Excerpts from a dataset
----------

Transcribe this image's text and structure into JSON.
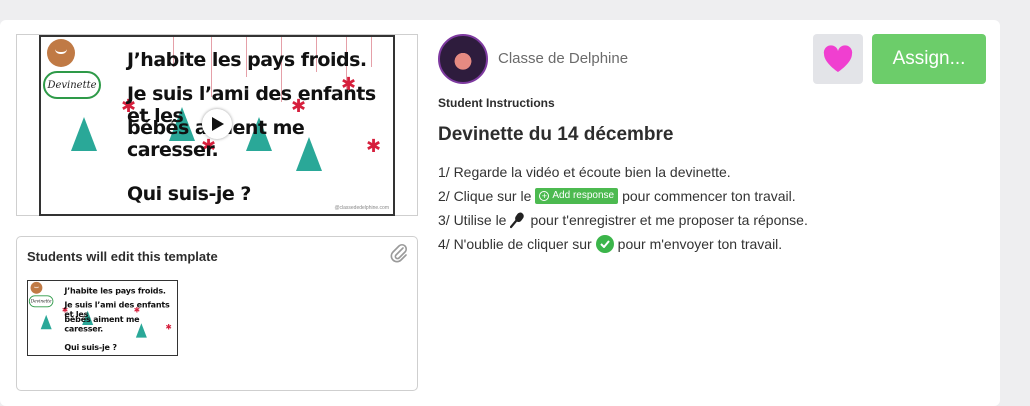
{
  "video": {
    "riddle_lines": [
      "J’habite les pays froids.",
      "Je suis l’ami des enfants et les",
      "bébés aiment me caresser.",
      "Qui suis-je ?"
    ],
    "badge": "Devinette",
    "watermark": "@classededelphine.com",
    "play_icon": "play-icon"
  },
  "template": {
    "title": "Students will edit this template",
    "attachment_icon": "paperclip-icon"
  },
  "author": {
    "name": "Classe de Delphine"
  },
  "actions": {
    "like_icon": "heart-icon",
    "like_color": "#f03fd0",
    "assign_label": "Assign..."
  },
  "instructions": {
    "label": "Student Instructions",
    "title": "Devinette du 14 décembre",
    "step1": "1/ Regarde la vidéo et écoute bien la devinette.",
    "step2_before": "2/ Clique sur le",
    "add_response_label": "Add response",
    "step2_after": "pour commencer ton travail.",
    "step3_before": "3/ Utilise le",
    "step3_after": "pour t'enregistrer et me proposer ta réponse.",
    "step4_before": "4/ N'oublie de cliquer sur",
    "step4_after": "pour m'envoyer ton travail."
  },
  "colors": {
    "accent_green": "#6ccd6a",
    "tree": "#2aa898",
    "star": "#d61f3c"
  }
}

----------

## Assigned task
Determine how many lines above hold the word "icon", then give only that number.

## Answer to this exercise
3